In a ruling dated May 27, Justices said Internet content providers that don’t moderate third-party comments are just as liable for the comments as websites that moderate them. The majority decision said this was necessary to protect personal rights guaranteed in the constitution.
The ruling can “easily result in decisions that disproportionately limit freedom of speech,” Constitutional Court President Peter Paczolay, who voted with the majority, said in a parallel legal opinion he wrote to show an alternative take on the case.
Prime Minister Viktor Orban’s government has clashed with the European Union, United Nations and media advocate groups in the past four years over a powerful Media Council he set up that is exclusively led by ruling-party appointees. Orban, who was re-elected in April, has also nominated party members to the top court’s bench.
The court ruling failed to distinguish between freedom of the press and the more general freedom of expression, and judges should have striven to ensure a “constitutional balance” between personal rights and freedom of expression, Paczolay said in the parallel opinion.
“This ruling can significantly curb free debate in the country,” Dunja Mijatovic, Representative on Freedom of the Media at the Vienna-based Organization for Security and Co-operation in Europe, said in a statement today.
To contact the reporter on this story: Zoltan Simon in Budapest at firstname.lastname@example.org

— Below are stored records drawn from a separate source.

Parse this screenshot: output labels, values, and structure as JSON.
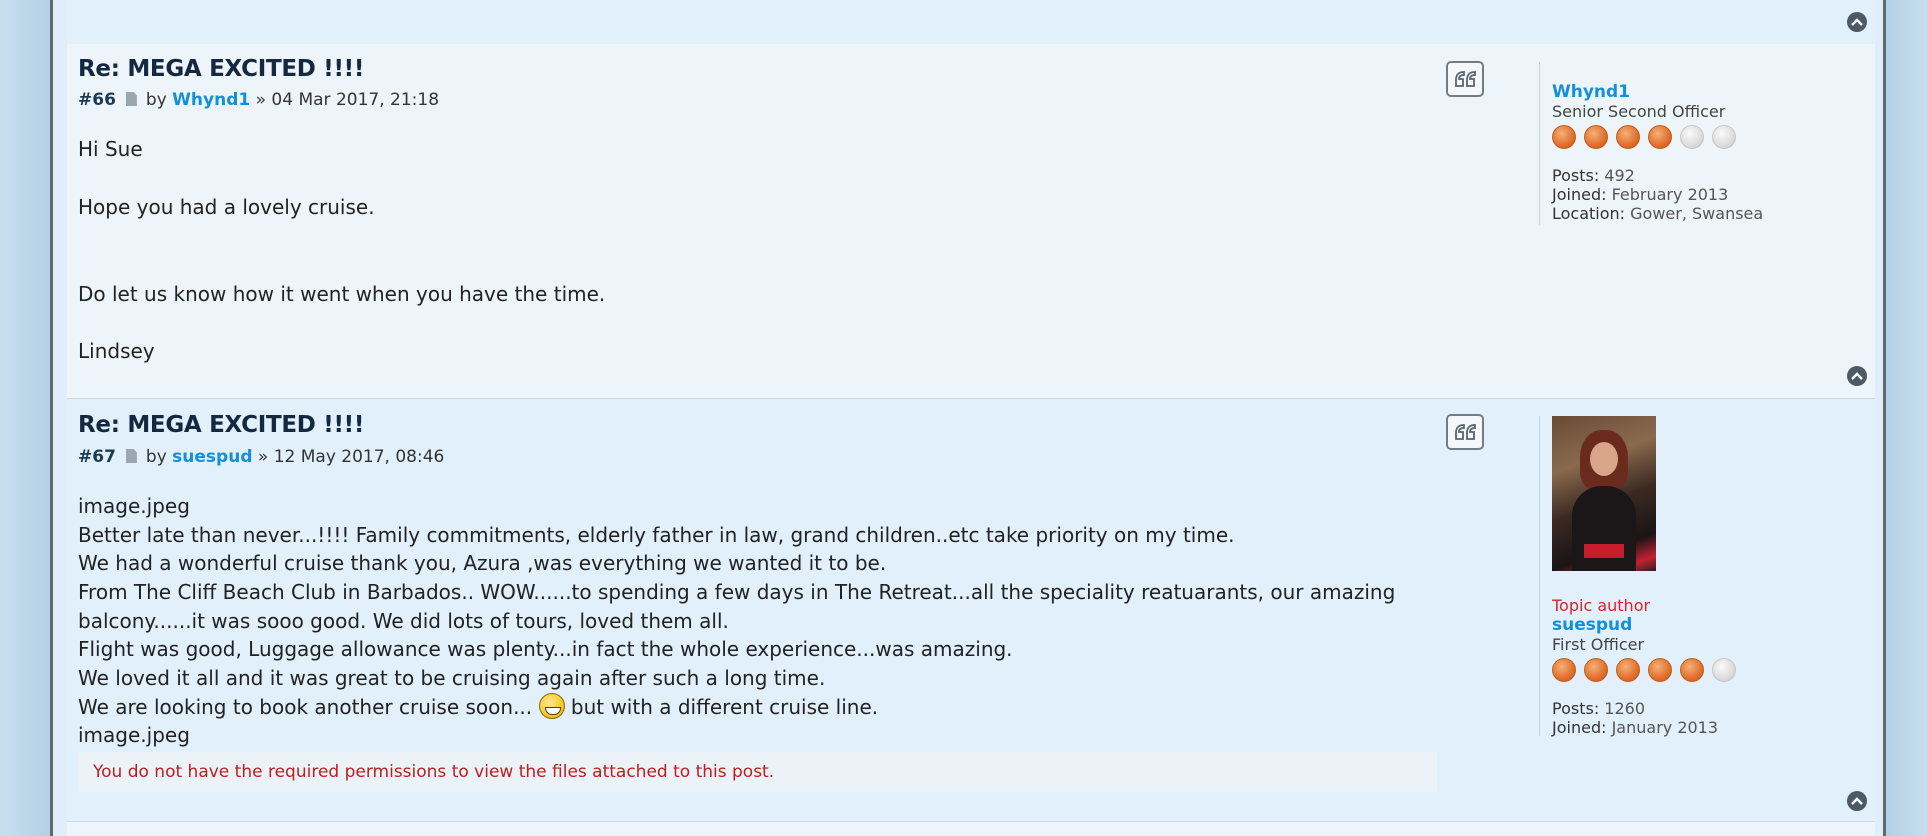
{
  "posts": [
    {
      "title": "Re: MEGA EXCITED !!!!",
      "number": "#66",
      "by": "by",
      "author": "Whynd1",
      "date": "» 04 Mar 2017, 21:18",
      "lines": [
        "Hi Sue",
        "Hope you had a lovely cruise.",
        "Do let us know how it went when you have the time.",
        "Lindsey"
      ],
      "profile": {
        "username": "Whynd1",
        "rank": "Senior Second Officer",
        "pips_on": 4,
        "pips_total": 6,
        "posts_label": "Posts:",
        "posts": "492",
        "joined_label": "Joined:",
        "joined": "February 2013",
        "location_label": "Location:",
        "location": "Gower, Swansea"
      }
    },
    {
      "title": "Re: MEGA EXCITED !!!!",
      "number": "#67",
      "by": "by",
      "author": "suespud",
      "date": "» 12 May 2017, 08:46",
      "lines": [
        "image.jpeg",
        "Better late than never...!!!! Family commitments, elderly father in law, grand children..etc take priority on my time.",
        "We had a wonderful cruise thank you, Azura ,was everything we wanted it to be.",
        "From The Cliff Beach Club in Barbados.. WOW......to spending a few days in The Retreat...all the speciality reatuarants, our amazing",
        "balcony......it was sooo good. We did lots of tours, loved them all.",
        "Flight was good, Luggage allowance was plenty...in fact the whole experience...was amazing.",
        "We loved it all and it was great to be cruising again after such a long time.",
        "We are looking to book another cruise soon...",
        "but with a different cruise line.",
        "image.jpeg"
      ],
      "notice": "You do not have the required permissions to view the files attached to this post.",
      "profile": {
        "topic_author": "Topic author",
        "username": "suespud",
        "rank": "First Officer",
        "pips_on": 5,
        "pips_total": 6,
        "posts_label": "Posts:",
        "posts": "1260",
        "joined_label": "Joined:",
        "joined": "January 2013"
      }
    }
  ],
  "icons": {
    "quote": "quote-icon",
    "top": "chevron-up-icon",
    "doc": "document-icon",
    "smiley": "grinning-smiley-icon"
  }
}
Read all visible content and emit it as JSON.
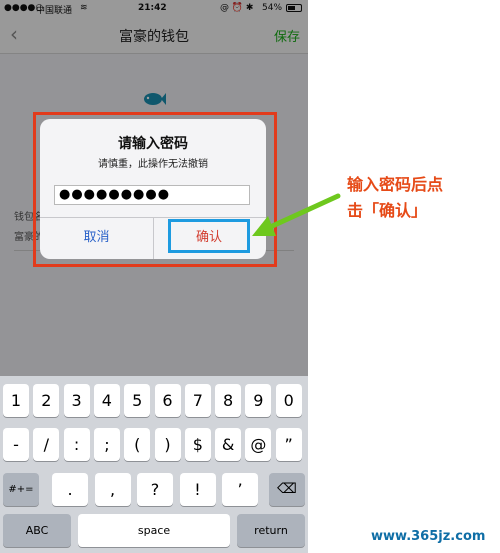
{
  "status_bar": {
    "carrier": "中国联通",
    "time": "21:42",
    "battery": "54%"
  },
  "nav": {
    "back_glyph": "‹",
    "title": "富豪的钱包",
    "save": "保存"
  },
  "form": {
    "label": "钱包名",
    "value": "富豪的"
  },
  "dialog": {
    "title": "请输入密码",
    "subtitle": "请慎重，此操作无法撤销",
    "password_value": "●●●●●●●●●",
    "cancel": "取消",
    "confirm": "确认"
  },
  "keyboard": {
    "row1": [
      "1",
      "2",
      "3",
      "4",
      "5",
      "6",
      "7",
      "8",
      "9",
      "0"
    ],
    "row2": [
      "-",
      "/",
      ":",
      ";",
      "(",
      ")",
      "$",
      "&",
      "@",
      "”"
    ],
    "row3_left": "#+=",
    "row3": [
      ".",
      ",",
      "?",
      "!",
      "’"
    ],
    "abc": "ABC",
    "space": "space",
    "return": "return"
  },
  "annotation": {
    "line1": "输入密码后点",
    "line2": "击「确认」"
  },
  "watermark": "www.365jz.com",
  "colors": {
    "highlight_red": "#e23b1c",
    "confirm_frame": "#1e9be0",
    "arrow": "#6ec81e",
    "save_green": "#1aad19"
  }
}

To contact the editors responsible for this story: Balazs Penz at email@example.com Michael Winfrey, James M. Gomez